Shortly after, Antigua fired its attorney Mark Mendel, with the new Prime Minister promising to take a tougher line in negotiations than his predecessor.

After a period of relative quiet, this month local media reported that Antigua’s Minister of International Trade and Foreign Affairs Charles ‘Max’ Fernandez would travel to the U.S. to begin a new round of negotiations with the United States Trade Representative.

That meeting took place on Tuesday and early signs from the USTR suggest that progress is being made.

“On 28th July, 2015, Assistant US Trade Representative for the Western Hemisphere, John Melle, met with the Foreign Minister of Antigua and Barbuda, H. Charles Fernandez, and his delegation to discuss resolution of the WTO case United States – Measures Affecting the Cross-Border Supply of Gambling and Betting Services,” the USTR said in an announcement.

“Both sides considered the meeting productive and useful for the exploration of various elements that could ultimately bring closure to the matter. Both governments have undertaken to continue the discussions at an early date with a view to reaching a final settlement.”

In closing, both Fernandez and Melle committed to “moving to a final conclusion as expeditiously as possible.”

Having already cut their demands by half despite clear World Trade Organization rulings, it will remain to be seen how much further Antigua will be prepared to go in order to settle with the United States once and for all. If not, a new legal ‘pirate’ site could still sail onto the horizon.

RIAA and Friends Accuse CNET of Hosting ‘Pirate’ Software

downloadcomDespite growing revenue streams from digital music, the music industry still sees online piracy as a significant threat.

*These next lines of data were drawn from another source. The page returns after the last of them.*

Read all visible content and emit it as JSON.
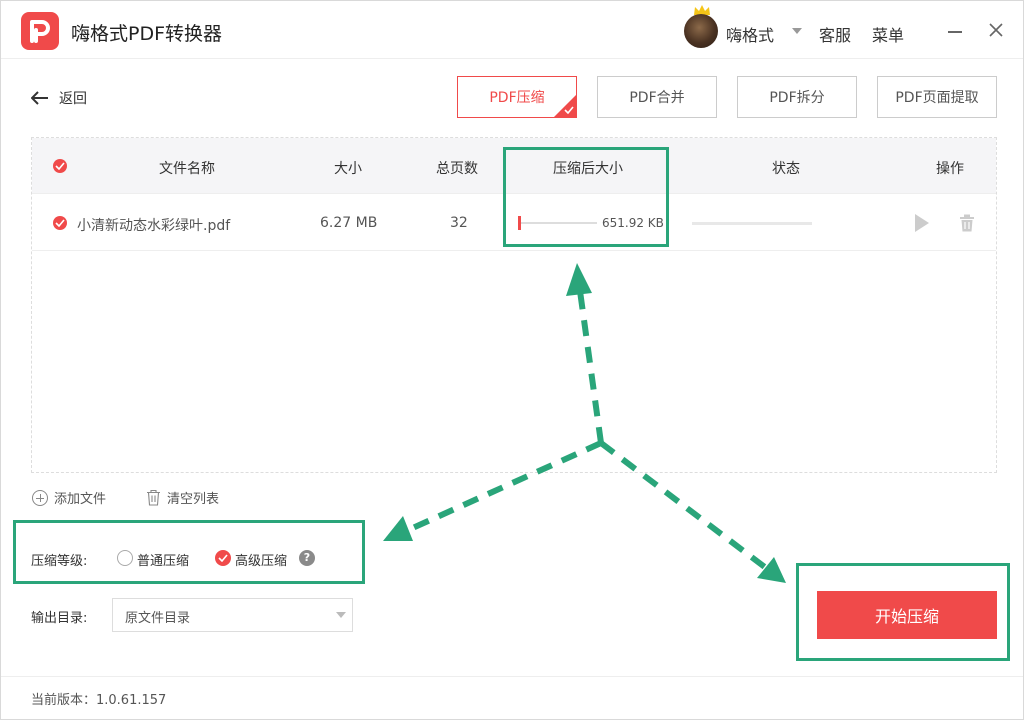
{
  "titlebar": {
    "app_title": "嗨格式PDF转换器",
    "username": "嗨格式",
    "service": "客服",
    "menu": "菜单"
  },
  "nav": {
    "back_label": "返回",
    "tabs": [
      {
        "label": "PDF压缩",
        "active": true
      },
      {
        "label": "PDF合并",
        "active": false
      },
      {
        "label": "PDF拆分",
        "active": false
      },
      {
        "label": "PDF页面提取",
        "active": false
      }
    ]
  },
  "table": {
    "headers": {
      "name": "文件名称",
      "size": "大小",
      "pages": "总页数",
      "compressed_size": "压缩后大小",
      "status": "状态",
      "actions": "操作"
    },
    "rows": [
      {
        "name": "小清新动态水彩绿叶.pdf",
        "size": "6.27 MB",
        "pages": "32",
        "compressed_size": "651.92 KB"
      }
    ]
  },
  "list_actions": {
    "add_file": "添加文件",
    "clear_list": "清空列表"
  },
  "compression": {
    "label": "压缩等级:",
    "options": [
      {
        "label": "普通压缩",
        "checked": false
      },
      {
        "label": "高级压缩",
        "checked": true
      }
    ],
    "help": "?"
  },
  "output": {
    "label": "输出目录:",
    "value": "原文件目录"
  },
  "start_button": "开始压缩",
  "footer": {
    "version": "当前版本：1.0.61.157"
  },
  "colors": {
    "accent": "#f04a4a",
    "annotation": "#2aa57a"
  }
}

This week a coalition of 16 music groups including the RIAA, the American Association of Independent Music (A2IM) and the American Society of Composers, Authors and Publishers (ASCAP) voiced their concern over so-called “ripping” software.

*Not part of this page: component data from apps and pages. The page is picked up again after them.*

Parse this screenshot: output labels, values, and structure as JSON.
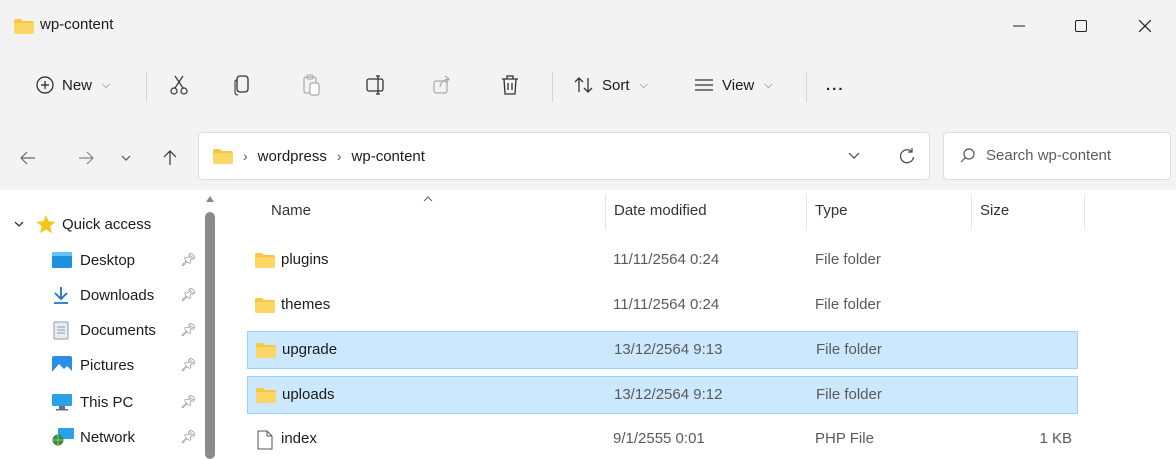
{
  "window": {
    "title": "wp-content",
    "minimize_icon": "minimize-icon",
    "maximize_icon": "maximize-icon",
    "close_icon": "close-icon"
  },
  "toolbar": {
    "new_label": "New",
    "sort_label": "Sort",
    "view_label": "View",
    "more_label": "...",
    "icons": [
      "cut-icon",
      "copy-icon",
      "paste-icon",
      "rename-icon",
      "share-icon",
      "delete-icon"
    ]
  },
  "nav": {
    "breadcrumbs": [
      "wordpress",
      "wp-content"
    ],
    "search_placeholder": "Search wp-content"
  },
  "sidebar": {
    "quick_access_label": "Quick access",
    "items": [
      {
        "label": "Desktop",
        "icon": "desktop-icon"
      },
      {
        "label": "Downloads",
        "icon": "download-icon"
      },
      {
        "label": "Documents",
        "icon": "documents-icon"
      },
      {
        "label": "Pictures",
        "icon": "pictures-icon"
      },
      {
        "label": "This PC",
        "icon": "computer-icon"
      },
      {
        "label": "Network",
        "icon": "network-icon"
      }
    ]
  },
  "list": {
    "columns": [
      "Name",
      "Date modified",
      "Type",
      "Size"
    ],
    "rows": [
      {
        "name": "plugins",
        "date": "11/11/2564 0:24",
        "type": "File folder",
        "size": "",
        "selected": false,
        "icon": "folder-icon"
      },
      {
        "name": "themes",
        "date": "11/11/2564 0:24",
        "type": "File folder",
        "size": "",
        "selected": false,
        "icon": "folder-icon"
      },
      {
        "name": "upgrade",
        "date": "13/12/2564 9:13",
        "type": "File folder",
        "size": "",
        "selected": true,
        "icon": "folder-icon"
      },
      {
        "name": "uploads",
        "date": "13/12/2564 9:12",
        "type": "File folder",
        "size": "",
        "selected": true,
        "icon": "folder-icon"
      },
      {
        "name": "index",
        "date": "9/1/2555 0:01",
        "type": "PHP File",
        "size": "1 KB",
        "selected": false,
        "icon": "file-icon"
      }
    ]
  },
  "colors": {
    "selection_bg": "#cce8ff",
    "selection_border": "#99d1ff",
    "folder": "#f8c845",
    "accent": "#0067c0"
  }
}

The groups are not happy with CNET’s Download.com as the software portal offers access to various YouTube downloaders and other stream ripping tools. In a letter to Les Moonves, CEO of CNET’s parent company CBS, they accuse the download portal of offering infringing software.

“[CNET’s Download.com] has made various computer, web, and mobile applications available that induce users to infringe copyrighted content by ripping the audio or the audio and video from what might be an otherwise legitimate stream,” the letter reads.

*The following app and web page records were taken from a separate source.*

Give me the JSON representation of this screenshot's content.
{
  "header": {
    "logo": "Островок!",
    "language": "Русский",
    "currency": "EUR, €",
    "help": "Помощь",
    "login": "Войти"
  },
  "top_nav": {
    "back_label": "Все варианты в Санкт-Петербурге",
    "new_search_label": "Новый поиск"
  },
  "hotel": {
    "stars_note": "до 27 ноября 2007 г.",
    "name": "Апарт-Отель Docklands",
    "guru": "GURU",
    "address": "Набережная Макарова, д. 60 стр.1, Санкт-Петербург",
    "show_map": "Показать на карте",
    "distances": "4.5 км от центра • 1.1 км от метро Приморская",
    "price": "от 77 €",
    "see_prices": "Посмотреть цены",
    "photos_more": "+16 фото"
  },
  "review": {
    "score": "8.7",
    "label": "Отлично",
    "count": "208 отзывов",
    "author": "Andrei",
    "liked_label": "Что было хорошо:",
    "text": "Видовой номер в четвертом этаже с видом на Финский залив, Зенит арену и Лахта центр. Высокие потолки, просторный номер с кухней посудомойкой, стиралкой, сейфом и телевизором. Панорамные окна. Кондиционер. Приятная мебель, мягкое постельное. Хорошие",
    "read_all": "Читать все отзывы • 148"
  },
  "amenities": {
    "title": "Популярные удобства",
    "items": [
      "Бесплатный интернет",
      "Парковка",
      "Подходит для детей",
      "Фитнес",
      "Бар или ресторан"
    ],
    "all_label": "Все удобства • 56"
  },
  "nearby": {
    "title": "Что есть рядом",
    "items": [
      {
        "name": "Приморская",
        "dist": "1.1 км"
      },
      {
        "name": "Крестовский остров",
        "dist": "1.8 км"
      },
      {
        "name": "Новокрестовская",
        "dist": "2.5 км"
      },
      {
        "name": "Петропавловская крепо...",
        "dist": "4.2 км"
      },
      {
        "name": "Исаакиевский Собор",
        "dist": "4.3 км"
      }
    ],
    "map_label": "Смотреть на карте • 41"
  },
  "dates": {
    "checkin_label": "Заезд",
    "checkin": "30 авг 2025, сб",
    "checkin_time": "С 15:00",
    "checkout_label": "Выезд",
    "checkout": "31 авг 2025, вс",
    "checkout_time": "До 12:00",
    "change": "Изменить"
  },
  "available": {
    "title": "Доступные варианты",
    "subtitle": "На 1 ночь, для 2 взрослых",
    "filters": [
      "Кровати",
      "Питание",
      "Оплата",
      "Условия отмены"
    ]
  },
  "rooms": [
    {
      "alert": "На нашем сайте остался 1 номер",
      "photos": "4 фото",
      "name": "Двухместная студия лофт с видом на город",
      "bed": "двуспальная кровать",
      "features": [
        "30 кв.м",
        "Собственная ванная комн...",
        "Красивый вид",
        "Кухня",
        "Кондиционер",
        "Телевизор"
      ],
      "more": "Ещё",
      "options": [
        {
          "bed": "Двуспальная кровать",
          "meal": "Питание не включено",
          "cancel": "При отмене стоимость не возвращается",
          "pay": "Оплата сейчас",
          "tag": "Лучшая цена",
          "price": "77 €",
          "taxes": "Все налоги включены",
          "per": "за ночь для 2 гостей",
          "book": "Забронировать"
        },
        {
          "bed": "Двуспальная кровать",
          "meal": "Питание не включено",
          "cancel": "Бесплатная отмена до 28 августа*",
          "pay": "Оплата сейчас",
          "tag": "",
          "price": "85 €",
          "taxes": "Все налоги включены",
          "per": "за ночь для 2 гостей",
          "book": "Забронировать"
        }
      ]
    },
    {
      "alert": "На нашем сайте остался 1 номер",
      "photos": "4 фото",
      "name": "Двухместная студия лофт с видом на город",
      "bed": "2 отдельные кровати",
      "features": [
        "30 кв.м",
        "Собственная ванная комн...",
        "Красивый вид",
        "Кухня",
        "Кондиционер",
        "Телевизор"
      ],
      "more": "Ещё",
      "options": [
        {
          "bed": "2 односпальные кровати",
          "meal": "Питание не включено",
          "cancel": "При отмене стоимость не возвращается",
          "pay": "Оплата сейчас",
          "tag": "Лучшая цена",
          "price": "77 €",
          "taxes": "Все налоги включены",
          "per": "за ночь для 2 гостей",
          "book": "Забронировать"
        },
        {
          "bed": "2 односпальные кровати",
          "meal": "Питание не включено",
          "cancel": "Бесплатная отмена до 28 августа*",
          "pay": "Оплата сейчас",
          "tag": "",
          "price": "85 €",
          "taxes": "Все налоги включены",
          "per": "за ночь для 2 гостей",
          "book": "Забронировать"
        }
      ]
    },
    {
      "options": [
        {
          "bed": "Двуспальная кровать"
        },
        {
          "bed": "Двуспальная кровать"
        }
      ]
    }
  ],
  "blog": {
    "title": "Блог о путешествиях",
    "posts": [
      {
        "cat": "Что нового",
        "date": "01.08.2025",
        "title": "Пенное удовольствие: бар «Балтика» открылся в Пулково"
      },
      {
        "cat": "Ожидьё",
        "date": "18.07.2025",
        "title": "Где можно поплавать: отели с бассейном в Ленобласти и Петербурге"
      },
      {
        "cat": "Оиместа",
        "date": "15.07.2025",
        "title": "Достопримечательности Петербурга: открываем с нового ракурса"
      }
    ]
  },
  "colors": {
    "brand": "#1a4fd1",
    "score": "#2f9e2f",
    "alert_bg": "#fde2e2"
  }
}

“We ask that you consider the above in light of industry best practices, your company’s reputation, the clear infringing nature of these applications, and your role in creating a safe, legitimate, and innovative Internet ecosystem,” the groups add.

Despite the strong wording, CBS doesn’t appear to be very impressed by the accusations.

In response cited by Billboard the company notes that “all of the software indexed on Download.com is legal”. According to CBS the mentioned software can be used for legal means and the company notes that this is the responsibility of the user.

downloadyou

This isn’t the first time that CNET and CBS have been called out for allegedly facilitating piracy. A few years ago a group of artists sued CBS and CNET for their role in distributing uTorrent, LimeWire and other P2P software.

The artists claimed that CNET profits heavily from distributing file-sharing software via Download.com, while demonstrating in editorial reviews how these application can be used to download copyright-infringing material.

The judge eventually ruled in favor of CBS and CNET and said that there was no indication that the companies will purposefully encourage copyright infringement in the future. A software ban would therefore needlessly silence “public discussion of P2P technologies.”

Given CBS’s response to the music group’s recent letter, the current request won’t be effective either.

TF asked RIAA, A2IM and ASCAP for additional details on the letter it sent to CBS but none of the groups replied to our inquiry before publication.